Dataset rows for apps and sites
━━━━━━━━━━━━━━━━━━━━

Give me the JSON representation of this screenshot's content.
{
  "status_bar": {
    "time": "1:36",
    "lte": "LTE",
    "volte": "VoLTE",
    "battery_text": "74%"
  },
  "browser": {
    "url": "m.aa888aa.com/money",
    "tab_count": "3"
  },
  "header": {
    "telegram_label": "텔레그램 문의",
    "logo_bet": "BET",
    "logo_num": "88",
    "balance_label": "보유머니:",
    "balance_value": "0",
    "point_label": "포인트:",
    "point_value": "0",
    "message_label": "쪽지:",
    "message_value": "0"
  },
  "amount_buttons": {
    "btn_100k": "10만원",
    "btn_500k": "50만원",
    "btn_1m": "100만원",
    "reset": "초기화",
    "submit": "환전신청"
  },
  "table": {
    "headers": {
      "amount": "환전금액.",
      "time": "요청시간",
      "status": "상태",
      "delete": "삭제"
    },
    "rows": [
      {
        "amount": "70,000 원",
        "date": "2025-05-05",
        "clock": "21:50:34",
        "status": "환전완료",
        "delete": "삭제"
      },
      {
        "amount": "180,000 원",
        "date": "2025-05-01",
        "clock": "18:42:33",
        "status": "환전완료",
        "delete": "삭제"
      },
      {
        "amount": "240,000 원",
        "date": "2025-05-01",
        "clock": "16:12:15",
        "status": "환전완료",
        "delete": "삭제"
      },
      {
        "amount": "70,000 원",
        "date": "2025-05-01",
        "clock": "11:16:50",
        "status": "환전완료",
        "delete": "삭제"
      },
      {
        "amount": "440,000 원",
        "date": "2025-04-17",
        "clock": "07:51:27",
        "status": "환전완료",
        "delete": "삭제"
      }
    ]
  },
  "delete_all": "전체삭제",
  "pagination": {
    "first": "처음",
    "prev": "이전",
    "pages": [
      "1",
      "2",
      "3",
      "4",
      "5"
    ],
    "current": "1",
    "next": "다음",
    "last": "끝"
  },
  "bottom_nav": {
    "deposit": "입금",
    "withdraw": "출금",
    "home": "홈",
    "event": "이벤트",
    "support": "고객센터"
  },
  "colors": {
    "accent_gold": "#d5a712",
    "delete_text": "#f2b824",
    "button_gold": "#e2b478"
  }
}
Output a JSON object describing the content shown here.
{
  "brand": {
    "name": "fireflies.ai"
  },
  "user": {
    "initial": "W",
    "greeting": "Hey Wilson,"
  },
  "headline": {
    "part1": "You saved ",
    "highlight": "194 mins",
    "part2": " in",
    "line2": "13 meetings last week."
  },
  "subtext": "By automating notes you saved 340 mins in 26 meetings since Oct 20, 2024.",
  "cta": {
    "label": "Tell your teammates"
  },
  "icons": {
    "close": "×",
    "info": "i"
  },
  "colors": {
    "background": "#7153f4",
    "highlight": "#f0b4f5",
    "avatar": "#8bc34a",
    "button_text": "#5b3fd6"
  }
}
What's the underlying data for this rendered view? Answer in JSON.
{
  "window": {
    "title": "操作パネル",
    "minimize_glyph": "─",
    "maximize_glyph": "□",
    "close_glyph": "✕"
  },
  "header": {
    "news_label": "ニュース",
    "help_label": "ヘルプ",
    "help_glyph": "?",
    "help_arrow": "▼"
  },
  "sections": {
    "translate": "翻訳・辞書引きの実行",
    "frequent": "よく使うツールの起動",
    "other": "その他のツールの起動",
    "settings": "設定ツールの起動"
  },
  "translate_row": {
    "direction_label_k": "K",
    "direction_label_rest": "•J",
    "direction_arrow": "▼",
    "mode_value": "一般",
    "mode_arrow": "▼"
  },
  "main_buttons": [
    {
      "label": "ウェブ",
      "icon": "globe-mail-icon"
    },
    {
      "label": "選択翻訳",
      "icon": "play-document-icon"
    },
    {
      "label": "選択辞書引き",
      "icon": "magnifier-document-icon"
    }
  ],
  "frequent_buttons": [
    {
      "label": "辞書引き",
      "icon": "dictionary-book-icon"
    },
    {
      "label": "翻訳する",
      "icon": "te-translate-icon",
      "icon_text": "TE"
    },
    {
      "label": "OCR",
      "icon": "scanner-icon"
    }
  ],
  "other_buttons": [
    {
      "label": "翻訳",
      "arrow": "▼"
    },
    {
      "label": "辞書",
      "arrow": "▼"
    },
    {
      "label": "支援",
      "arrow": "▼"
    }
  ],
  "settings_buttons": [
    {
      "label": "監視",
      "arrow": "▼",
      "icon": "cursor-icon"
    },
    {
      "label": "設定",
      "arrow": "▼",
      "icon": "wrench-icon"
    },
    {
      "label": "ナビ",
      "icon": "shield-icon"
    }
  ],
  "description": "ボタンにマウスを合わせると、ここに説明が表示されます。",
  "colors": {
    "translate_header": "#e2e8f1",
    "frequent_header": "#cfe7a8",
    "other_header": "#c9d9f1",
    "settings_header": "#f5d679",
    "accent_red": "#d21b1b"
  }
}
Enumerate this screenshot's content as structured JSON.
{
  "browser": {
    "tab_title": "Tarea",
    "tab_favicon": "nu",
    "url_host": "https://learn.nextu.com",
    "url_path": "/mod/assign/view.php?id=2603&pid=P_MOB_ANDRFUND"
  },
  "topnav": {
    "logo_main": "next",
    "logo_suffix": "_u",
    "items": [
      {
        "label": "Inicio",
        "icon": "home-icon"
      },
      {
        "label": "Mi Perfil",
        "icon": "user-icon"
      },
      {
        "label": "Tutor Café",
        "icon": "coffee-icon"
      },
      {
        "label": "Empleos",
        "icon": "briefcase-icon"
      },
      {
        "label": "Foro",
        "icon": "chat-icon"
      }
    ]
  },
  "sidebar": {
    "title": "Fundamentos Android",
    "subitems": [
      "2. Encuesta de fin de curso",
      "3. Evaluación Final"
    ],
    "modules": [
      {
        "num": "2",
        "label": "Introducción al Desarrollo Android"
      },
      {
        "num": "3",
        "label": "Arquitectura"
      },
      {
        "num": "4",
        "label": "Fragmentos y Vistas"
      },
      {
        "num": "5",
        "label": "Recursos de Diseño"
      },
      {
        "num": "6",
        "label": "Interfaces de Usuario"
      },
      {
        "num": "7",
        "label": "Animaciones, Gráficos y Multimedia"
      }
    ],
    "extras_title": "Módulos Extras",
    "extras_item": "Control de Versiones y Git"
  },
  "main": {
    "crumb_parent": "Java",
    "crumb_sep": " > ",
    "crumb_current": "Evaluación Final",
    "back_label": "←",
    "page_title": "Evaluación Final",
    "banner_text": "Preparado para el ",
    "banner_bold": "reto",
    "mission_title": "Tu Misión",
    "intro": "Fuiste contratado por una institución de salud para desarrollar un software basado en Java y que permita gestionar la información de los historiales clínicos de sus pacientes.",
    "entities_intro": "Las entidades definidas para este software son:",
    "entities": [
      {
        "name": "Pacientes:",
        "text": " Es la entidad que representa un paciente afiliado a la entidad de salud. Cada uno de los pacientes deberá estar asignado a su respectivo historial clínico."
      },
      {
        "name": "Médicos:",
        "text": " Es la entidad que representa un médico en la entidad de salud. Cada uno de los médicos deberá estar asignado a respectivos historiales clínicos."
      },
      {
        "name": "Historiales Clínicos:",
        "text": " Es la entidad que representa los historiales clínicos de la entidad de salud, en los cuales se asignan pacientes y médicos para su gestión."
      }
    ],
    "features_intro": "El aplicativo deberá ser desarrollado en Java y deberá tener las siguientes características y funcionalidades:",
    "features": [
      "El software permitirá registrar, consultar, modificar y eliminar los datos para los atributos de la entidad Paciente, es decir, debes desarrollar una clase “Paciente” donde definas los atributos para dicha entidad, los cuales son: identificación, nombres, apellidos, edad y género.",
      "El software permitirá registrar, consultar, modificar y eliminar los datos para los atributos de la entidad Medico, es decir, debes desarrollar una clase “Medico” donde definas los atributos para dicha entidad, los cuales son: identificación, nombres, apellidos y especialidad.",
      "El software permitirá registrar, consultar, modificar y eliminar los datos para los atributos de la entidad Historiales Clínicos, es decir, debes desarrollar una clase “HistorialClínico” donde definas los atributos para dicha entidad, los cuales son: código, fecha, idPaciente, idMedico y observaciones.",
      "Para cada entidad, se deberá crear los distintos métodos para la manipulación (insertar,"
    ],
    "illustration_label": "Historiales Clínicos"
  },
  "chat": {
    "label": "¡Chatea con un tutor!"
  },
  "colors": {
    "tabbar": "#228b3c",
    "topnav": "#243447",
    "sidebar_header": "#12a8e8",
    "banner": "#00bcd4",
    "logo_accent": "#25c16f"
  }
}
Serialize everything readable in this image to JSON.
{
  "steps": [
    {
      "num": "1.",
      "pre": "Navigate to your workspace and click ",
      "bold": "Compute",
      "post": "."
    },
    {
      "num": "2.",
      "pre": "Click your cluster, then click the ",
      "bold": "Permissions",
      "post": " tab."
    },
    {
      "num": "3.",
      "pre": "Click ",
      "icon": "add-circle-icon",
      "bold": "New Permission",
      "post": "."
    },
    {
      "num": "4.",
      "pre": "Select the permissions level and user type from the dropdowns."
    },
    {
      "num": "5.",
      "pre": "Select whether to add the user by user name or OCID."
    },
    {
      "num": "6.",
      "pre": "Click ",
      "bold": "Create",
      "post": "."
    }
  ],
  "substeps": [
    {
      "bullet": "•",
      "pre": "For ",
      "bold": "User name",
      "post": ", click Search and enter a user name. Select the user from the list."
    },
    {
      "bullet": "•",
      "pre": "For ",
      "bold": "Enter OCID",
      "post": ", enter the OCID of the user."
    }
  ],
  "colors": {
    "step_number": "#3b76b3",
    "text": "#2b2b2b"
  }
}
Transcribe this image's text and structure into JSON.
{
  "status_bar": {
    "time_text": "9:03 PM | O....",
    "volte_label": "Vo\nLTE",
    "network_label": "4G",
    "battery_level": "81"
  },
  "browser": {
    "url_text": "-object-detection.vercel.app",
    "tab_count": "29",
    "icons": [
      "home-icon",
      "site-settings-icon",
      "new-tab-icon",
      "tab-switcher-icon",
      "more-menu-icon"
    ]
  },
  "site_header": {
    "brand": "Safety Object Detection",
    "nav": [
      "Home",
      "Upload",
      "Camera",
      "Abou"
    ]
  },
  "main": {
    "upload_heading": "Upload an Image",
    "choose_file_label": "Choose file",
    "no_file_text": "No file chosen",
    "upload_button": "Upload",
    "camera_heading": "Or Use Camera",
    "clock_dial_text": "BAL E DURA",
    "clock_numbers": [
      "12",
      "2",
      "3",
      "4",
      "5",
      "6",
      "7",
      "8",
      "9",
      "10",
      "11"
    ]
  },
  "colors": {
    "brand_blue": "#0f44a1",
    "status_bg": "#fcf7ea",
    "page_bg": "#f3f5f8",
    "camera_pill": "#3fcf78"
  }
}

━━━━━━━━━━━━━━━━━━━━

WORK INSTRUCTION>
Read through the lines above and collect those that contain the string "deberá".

EXERCISE OUTPUT>
        "text": " Es la entidad que representa un paciente afiliado a la entidad de salud. Cada uno de los pacientes deberá estar asignado a su respectivo historial clínico."
        "text": " Es la entidad que representa un médico en la entidad de salud. Cada uno de los médicos deberá estar asignado a respectivos historiales clínicos."
    "features_intro": "El aplicativo deberá ser desarrollado en Java y deberá tener las siguientes características y funcionalidades:",
      "Para cada entidad, se deberá crear los distintos métodos para la manipulación (insertar,"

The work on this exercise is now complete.